Inti tehki arabi quais [you speak Arabic well]–they say in their satirical Arab voice. One of the first impressions I have about Jordan is challenge of being a non-Muslim, non-Arabic speaking female. Daily life entails hoping in taxis, ordering at cafes, and bartering in the market. In all scenarios I am asked—in Arab-English—where I am from and why I’m in Jordan. Granted the less I have to talk the more they are convinced I am Jordanian, but most of the time—at least for the next month while I am here—I am the odd girl out.
For women in Jordan there are certain social norms that are never broken, but vary from woman to woman based on her religion and families’ liberalness or conservative perspective. I have had the opportunity to experience both ends of the spectrum.
First there is my host sister, Shayma, or as I like to call her the Arab version of Beyounce. She is 18-years-old and has decided not to wear the hijab although her mother does. If you saw Shayma in the US you would assume she was American, but then she speaks perfect Jordanian Arabic. She comes from a very liberal family. Shayma also tells me about her boyfriend—who she went out with on a date for Valentines’ Day—they have been together for three months. Her mother has met her boyfriend and loves him. For a girl like Shayma going out for her is easy because although she does not wear a hijab, her identity is visible when she speaks Arabic.
On the other hand there is Es’raa, my mentor at University of Jordan, a shy and intelligent girl. Es’raa wears the hijab because she honors the traditions of Islam. She is studying physics and is on scholarship to the university. Es’raa’s identity is not only visible through wearing the hijab, but also speaking Arabic.
Unfortunately—as a first timer to Jordan—it is difficult for me to blend in. The only thing I have going for me is that I can pass for an Arab woman, but then once I start haggling with someone at the market or trying not to get ripped off by a taxi driver, it becomes obvious I am not from here. Interacting with strangers—especially men—is more difficult as I often feel like I am being taken advantage of.
Even at the University of Jordan I feel out of place. Walking through campus to the bookstore the other day, I was swarmed by a sea of brightly colored hijabs and I was the only girl without my head covered walking out of campus. Granted there are others like me around, but to know that I am a minority makes me realize how girls wearing hijabs at my home university can feel alienated by simply not dressing the same way.

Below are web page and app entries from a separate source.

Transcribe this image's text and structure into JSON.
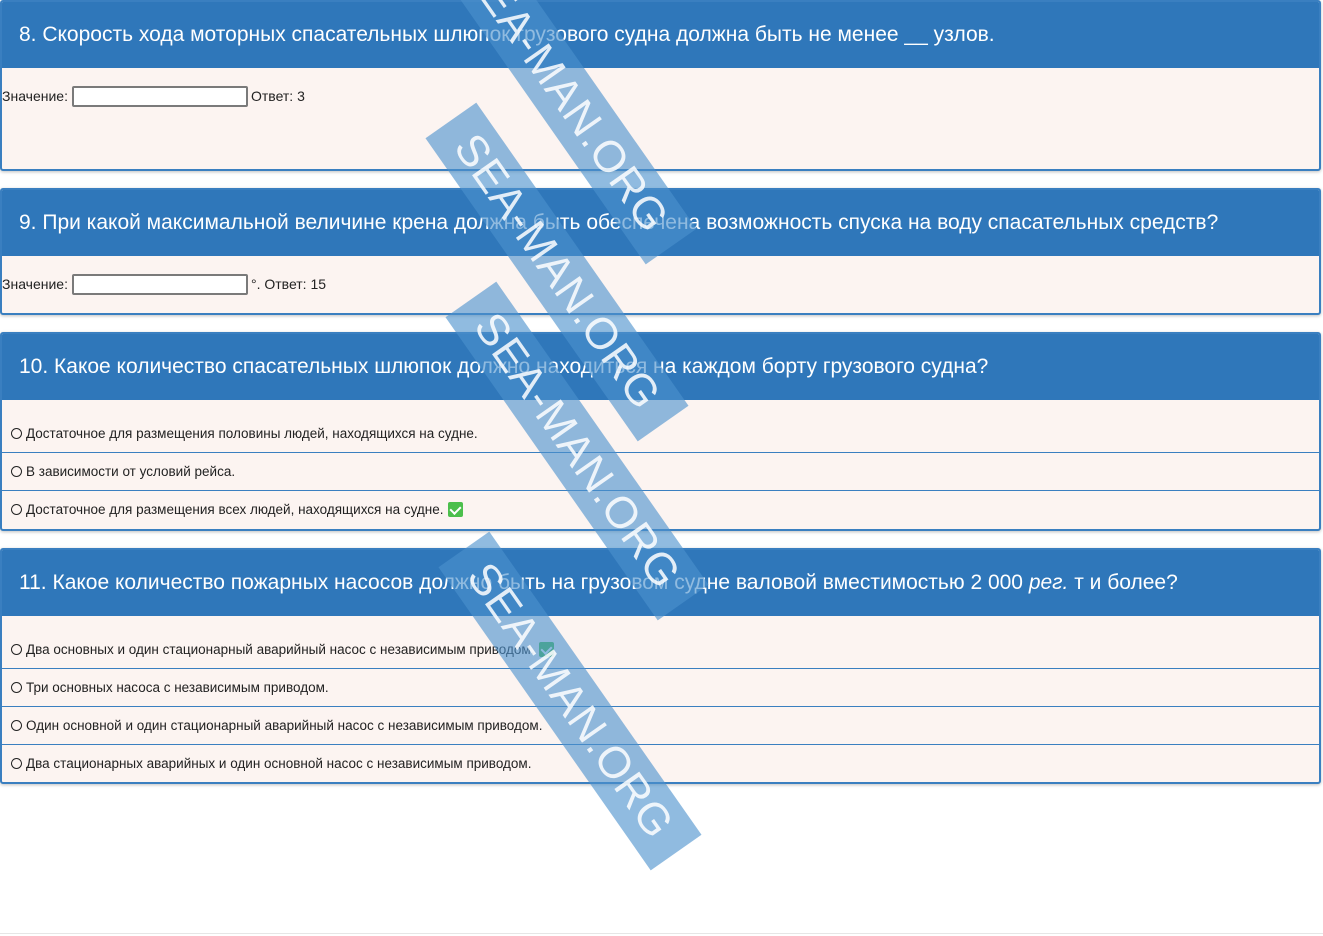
{
  "questions": [
    {
      "header": "8. Скорость хода моторных спасательных шлюпок грузового судна должна быть не менее __ узлов.",
      "value_label": "Значение:",
      "answer_text": "Ответ: 3"
    },
    {
      "header": "9. При какой максимальной величине крена должна быть обеспечена возможность спуска на воду спасательных средств?",
      "value_label": "Значение:",
      "answer_text": "°. Ответ: 15"
    },
    {
      "header": "10. Какое количество спасательных шлюпок должно находиться на каждом борту грузового судна?",
      "options": [
        {
          "text": "Достаточное для размещения половины людей, находящихся на судне.",
          "correct": false
        },
        {
          "text": "В зависимости от условий рейса.",
          "correct": false
        },
        {
          "text": "Достаточное для размещения всех людей, находящихся на судне.",
          "correct": true
        }
      ]
    },
    {
      "header_prefix": "11. Какое количество пожарных насосов должно быть на грузовом судне валовой вместимостью 2 000 ",
      "header_italic": "рег.",
      "header_suffix": " т и более?",
      "options": [
        {
          "text": "Два основных и один стационарный аварийный насос с независимым приводом.",
          "correct": true
        },
        {
          "text": "Три основных насоса с независимым приводом.",
          "correct": false
        },
        {
          "text": "Один основной и один стационарный аварийный насос с независимым приводом.",
          "correct": false
        },
        {
          "text": "Два стационарных аварийных и один основной насос с независимым приводом.",
          "correct": false
        }
      ]
    }
  ],
  "watermark_text": "SEA-MAN.ORG",
  "colors": {
    "header_bg": "#2f77ba",
    "body_bg": "#fcf4f1",
    "correct_badge": "#4cbf4c",
    "watermark": "#4c92cd"
  }
}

Another common social norm in Jordan, for local and foreign women, is a lack of chivalry in men. The culture of Jordan does not permit much woman to men interaction, and therefore it translates to men either ignoring women completely or seeing women as underneath them. I don’t mean to say they suppress women but simply, they tend to not show equal respect to women as their male counterparts. For example, walking on a sidewalk on a street with busy traffic, I am forced to walk in the street while the man passes by on the sidewalk. Another example, in a group of males and females the waiter or taxi driver will often talk to the guys instead of the girls in the group because it is not a social norm.

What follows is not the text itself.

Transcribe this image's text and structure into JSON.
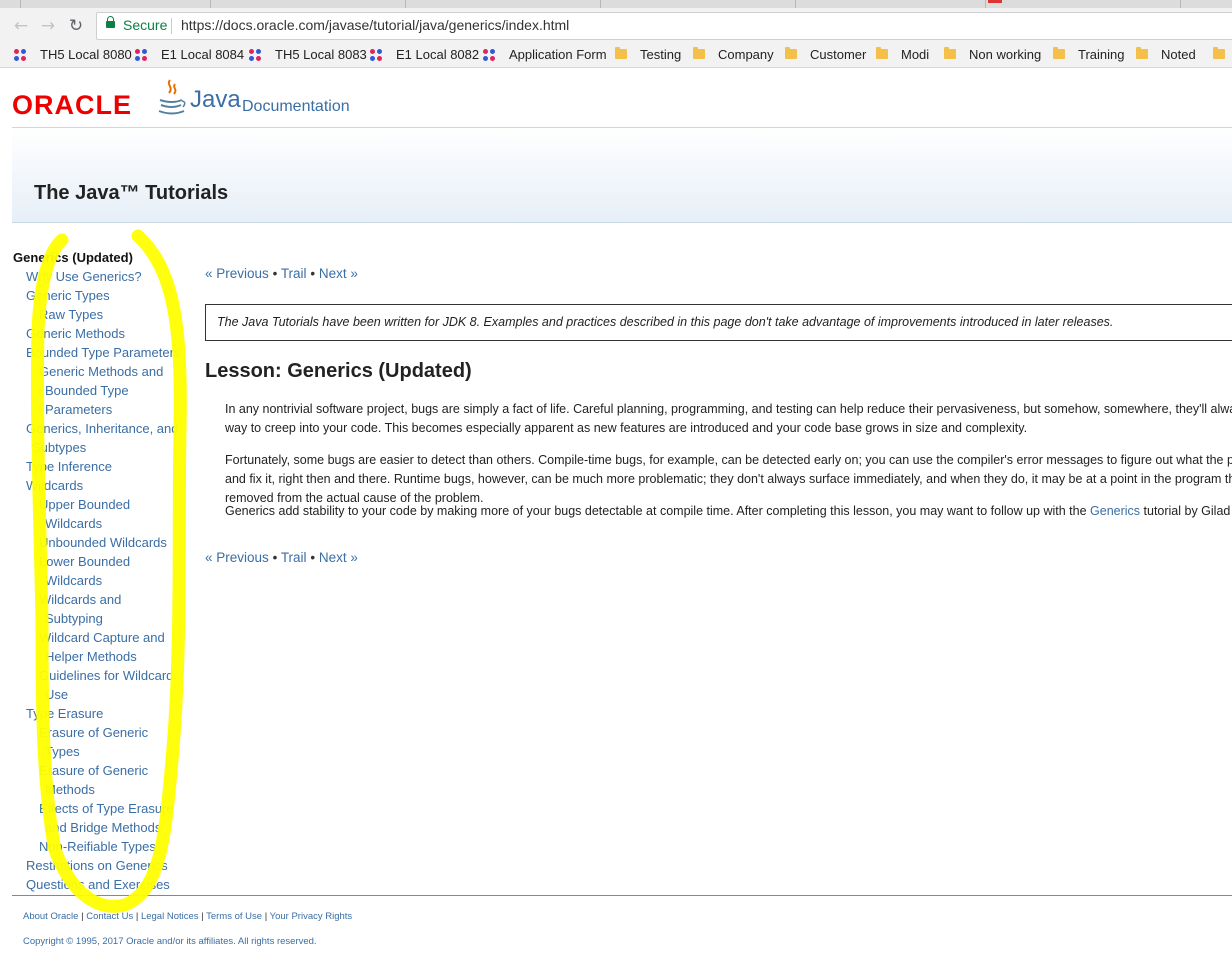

As a caveat for this post: This is my first week in Jordan; my opinion about the male to female interaction could be completely wrong. By the end of my time in Jordan my opinion may change based off of how well I know the language.
I also realize none of the topics have really touched on the use of social media yet, but I feel that in order to understand how social media plays a role, I must first understand the culture and the women I am trying to write about.